The shoulder is the most mobile joint in the human body, and one we usually take for granted. Closing a car door, giving a hug, changing a light bulb or scratching our back seem to require little effort – until we experience shoulder pain. This pain can slow us down and make getting through the day excruciating.
The shoulder is made up of three bones: the upper arm bone (humerus), the shoulder blade (scapula) and the collarbone (clavicle). The head of the upper arm bone fits into a rounded socket in the shoulder blade. Muscles and tendons, called the rotator cuff, keep the arm bone centered in the shoulder socket.
Tendon inflammation or tear, fracture of a bone, arthritis or instability are the most common types of shoulder problems.
Texas Health Resources has a multidisciplinary team of experts including physicians on the medical staff who can quickly and effectively diagnose the source of shoulder pain and provide you with a range of treatment options. Texas Health Resources has shoulder specialists on the medical staff who can perform advanced surgeries, as well as make recommendations about other treatments. Many Texas Health hospitals offer rehabilitation services with advanced equipment and experienced therapists.
Plus, you can try these tips for keeping your shoulders healthy and pain free.
Keep your shoulders healthy and pain free
Try the following tips for keeping shoulder pain and injuries at bay:
- If you have had shoulder pain in the past, use ice and ibuprofen after exercising
- Learn proper exercises to stretch and strengthen your rotator cuff tendons and shoulder muscles. A doctor or physical therapist can help.
- If you are recovering from tendinitis, continue to perform range-of-motion exercises to avoid "frozen shoulder."
- In sports-related activities, learn proper techniques to prevent painful and expensive shoulder problems.
Diagnosing the source of shoulder pain
Tendon inflammation or tear, fracture of a bone, arthritis or instability can all be the source of shoulder pain. Your physician will diagnose your shoulder pain based on the findings of a medical history, physical exam and diagnostic tests.

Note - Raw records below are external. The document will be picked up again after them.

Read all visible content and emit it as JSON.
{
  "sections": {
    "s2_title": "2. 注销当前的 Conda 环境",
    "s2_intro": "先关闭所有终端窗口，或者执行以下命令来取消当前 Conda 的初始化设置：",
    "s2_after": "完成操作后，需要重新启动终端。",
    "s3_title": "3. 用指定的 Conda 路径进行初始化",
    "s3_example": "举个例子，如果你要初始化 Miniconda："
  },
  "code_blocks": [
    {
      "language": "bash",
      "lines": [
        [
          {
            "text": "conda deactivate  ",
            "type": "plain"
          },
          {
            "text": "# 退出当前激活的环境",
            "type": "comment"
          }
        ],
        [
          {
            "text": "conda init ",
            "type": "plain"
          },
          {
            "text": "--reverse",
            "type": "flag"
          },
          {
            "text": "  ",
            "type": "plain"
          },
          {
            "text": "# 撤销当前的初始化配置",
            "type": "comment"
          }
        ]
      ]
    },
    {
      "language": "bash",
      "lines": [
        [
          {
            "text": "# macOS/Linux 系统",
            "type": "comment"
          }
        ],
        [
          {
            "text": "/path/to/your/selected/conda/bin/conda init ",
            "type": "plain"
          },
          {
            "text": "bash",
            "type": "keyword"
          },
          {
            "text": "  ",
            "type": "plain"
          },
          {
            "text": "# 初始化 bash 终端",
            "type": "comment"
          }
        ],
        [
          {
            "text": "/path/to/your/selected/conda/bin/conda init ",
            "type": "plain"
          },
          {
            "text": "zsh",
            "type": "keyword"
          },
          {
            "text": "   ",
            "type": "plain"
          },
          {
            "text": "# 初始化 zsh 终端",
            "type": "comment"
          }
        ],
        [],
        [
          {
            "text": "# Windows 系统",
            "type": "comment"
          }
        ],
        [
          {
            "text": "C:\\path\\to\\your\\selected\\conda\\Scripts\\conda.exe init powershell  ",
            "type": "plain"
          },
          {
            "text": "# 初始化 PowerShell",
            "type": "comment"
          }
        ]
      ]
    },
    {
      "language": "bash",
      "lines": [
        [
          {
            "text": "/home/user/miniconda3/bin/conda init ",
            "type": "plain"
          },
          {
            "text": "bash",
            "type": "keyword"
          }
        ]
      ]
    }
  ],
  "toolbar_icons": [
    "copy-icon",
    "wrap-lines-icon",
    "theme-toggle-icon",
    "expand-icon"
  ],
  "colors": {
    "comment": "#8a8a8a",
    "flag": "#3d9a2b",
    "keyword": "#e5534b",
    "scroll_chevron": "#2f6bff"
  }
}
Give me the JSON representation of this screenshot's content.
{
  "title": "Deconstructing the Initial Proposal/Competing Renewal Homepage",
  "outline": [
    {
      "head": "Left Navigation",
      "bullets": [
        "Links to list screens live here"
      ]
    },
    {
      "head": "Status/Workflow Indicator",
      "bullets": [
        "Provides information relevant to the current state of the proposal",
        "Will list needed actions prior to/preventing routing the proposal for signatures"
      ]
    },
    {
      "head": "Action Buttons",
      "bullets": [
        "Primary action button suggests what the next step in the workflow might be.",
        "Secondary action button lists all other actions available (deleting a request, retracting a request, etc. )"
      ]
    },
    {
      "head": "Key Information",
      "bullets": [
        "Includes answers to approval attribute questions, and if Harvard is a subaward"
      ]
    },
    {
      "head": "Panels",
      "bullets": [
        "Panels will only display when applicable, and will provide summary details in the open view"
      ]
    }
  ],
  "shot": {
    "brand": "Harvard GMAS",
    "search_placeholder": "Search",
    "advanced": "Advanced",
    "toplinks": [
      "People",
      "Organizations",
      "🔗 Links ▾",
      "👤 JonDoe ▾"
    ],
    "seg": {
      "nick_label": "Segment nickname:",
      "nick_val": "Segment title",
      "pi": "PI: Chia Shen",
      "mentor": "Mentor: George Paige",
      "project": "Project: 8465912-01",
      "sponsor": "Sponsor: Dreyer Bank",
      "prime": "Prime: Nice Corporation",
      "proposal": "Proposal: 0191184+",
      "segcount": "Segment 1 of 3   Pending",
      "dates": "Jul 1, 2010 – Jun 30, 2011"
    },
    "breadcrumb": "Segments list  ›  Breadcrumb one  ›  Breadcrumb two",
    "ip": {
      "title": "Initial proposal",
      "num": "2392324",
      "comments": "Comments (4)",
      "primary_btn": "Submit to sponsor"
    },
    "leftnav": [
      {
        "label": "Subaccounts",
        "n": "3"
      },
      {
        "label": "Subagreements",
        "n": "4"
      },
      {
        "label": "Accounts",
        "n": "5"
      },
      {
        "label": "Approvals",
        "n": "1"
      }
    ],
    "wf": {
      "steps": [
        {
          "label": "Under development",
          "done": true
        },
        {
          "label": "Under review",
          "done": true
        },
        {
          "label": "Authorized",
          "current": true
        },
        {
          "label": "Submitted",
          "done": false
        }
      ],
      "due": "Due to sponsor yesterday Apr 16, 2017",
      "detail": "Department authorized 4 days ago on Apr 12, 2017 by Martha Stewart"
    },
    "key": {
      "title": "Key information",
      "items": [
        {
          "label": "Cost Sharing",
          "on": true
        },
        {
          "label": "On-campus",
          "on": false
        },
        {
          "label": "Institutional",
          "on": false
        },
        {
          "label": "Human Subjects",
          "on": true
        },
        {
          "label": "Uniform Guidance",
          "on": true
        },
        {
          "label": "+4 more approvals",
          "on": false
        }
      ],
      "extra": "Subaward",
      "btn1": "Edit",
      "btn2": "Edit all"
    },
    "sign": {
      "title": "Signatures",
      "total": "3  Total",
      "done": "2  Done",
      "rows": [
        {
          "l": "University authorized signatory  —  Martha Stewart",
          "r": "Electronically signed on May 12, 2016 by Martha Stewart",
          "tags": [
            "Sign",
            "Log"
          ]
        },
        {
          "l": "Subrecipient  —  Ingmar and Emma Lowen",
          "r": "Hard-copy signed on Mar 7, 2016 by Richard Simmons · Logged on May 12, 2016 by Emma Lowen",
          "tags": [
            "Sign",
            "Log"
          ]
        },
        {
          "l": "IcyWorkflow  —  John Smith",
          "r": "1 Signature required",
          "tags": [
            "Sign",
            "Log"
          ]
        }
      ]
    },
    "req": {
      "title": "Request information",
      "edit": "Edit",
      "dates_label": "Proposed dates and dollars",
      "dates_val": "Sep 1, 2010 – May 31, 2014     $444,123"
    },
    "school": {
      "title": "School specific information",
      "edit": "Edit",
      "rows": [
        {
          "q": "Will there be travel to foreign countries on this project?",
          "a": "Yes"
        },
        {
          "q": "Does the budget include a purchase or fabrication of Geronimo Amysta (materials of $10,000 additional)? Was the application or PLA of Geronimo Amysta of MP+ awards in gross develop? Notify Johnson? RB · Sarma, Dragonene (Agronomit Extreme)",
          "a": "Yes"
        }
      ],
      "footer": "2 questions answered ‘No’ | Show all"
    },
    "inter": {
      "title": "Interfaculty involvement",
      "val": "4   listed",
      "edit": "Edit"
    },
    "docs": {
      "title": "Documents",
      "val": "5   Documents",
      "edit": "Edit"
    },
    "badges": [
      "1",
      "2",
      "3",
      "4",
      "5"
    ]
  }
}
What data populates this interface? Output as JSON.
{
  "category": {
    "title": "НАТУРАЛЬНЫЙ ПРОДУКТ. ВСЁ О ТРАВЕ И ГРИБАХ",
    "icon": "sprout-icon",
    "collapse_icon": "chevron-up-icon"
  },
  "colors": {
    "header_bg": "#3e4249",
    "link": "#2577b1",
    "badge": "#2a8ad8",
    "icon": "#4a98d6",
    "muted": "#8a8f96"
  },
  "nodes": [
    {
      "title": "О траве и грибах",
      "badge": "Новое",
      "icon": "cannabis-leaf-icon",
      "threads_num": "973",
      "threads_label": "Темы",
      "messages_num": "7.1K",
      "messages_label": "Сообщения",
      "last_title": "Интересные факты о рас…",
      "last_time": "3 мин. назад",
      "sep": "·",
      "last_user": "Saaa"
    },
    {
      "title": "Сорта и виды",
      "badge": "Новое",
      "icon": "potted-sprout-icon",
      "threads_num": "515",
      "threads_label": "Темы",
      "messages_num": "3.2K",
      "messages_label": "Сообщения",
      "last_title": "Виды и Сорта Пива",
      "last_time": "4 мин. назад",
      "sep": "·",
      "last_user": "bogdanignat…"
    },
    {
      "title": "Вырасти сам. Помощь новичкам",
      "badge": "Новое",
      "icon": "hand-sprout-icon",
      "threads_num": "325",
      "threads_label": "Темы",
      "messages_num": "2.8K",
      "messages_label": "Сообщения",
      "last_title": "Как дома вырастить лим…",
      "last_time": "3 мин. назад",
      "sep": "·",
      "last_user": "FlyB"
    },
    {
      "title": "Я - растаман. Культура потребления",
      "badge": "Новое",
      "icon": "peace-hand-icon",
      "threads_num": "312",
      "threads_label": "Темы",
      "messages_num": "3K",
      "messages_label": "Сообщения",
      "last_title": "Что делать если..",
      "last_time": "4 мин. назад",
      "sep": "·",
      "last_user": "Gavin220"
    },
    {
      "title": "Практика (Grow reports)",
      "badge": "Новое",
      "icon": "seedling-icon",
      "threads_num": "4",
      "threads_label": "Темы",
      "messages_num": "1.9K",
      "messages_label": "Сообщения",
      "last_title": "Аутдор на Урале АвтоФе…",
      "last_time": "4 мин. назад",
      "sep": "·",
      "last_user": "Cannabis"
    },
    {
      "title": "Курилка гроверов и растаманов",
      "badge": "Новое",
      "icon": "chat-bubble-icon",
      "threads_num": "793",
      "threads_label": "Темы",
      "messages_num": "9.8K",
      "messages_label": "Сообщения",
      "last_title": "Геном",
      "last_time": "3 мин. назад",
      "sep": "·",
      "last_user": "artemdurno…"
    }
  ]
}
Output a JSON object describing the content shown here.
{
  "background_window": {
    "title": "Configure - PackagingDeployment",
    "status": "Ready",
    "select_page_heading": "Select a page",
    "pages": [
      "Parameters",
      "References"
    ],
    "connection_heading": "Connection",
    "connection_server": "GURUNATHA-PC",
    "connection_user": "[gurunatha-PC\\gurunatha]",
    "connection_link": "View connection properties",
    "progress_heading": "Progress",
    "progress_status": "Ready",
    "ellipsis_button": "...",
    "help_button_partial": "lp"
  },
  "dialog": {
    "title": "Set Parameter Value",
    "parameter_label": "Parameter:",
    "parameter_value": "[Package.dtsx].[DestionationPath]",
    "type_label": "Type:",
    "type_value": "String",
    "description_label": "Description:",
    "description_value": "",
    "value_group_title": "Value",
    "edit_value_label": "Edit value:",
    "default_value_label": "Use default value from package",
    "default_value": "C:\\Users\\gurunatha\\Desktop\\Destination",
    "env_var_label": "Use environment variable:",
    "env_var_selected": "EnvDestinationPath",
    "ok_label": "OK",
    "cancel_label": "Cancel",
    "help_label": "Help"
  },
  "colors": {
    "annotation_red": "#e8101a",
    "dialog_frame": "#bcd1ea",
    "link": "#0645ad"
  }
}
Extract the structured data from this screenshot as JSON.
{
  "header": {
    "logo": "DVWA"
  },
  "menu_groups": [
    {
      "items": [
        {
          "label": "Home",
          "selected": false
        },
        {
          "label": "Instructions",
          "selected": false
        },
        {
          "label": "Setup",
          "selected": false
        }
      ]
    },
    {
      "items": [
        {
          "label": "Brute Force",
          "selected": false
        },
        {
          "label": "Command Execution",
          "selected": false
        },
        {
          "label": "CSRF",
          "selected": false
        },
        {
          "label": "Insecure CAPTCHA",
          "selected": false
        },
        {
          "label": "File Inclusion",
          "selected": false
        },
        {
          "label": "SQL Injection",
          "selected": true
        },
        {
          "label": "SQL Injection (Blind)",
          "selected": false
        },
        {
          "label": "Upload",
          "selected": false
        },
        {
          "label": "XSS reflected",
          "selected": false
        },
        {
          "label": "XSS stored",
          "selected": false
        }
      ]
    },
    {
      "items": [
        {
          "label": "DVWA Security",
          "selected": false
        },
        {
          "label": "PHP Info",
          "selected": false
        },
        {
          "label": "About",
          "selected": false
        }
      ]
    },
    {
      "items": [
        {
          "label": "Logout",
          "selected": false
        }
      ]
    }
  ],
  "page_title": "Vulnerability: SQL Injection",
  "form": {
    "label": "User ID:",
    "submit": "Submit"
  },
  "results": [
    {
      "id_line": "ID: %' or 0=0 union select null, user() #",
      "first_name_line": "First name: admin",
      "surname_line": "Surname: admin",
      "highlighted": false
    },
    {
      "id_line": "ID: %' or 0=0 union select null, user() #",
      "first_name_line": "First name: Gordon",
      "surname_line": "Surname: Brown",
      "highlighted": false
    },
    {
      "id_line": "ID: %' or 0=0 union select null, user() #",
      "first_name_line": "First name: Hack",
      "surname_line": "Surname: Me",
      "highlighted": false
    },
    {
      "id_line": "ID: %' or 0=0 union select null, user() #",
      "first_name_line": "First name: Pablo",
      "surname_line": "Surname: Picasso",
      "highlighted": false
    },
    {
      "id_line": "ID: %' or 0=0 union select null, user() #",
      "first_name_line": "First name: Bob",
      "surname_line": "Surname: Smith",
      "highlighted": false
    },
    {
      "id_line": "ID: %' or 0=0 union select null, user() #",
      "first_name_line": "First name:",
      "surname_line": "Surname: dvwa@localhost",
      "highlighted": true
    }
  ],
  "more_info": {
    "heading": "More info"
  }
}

An early and correct diagnosis of shoulder pain is especially important because in some instances, delaying a surgical repair can increase the likelihood that the problem will be more difficult to treat later.
For your medical history, the physician may ask questions such as:
- When did your shoulder first begin to hurt?
- Do you feel the pain continuously or off and on?
- Is the pain in your entire shoulder or one specific location?
- What activities seem to aggravate the shoulder pain?
During the physical exam the physician will manipulate your shoulder to determine how well it moves and where the pain is located.
Depending on the findings of the medical history and physical exam, your physician may use one or more of the following tests to determine the source of your shoulder pain:
- Computed tomography (CT) scan
- Electrical studies
- Magnetic resonance imaging (MRI)
Texas Health hospitals have some of the most advanced equipment available, such as 64-slice CT scanners, for diagnosing shoulder problems.
Common diagnoses for shoulder pain include:
- Bursitis – inflammation of tissues in the shoulder
- Tendinitis – a wearing down of tendons in the shoulder, can be caused by overuse or arthritis
- Tendon tears
- Instability – dislocation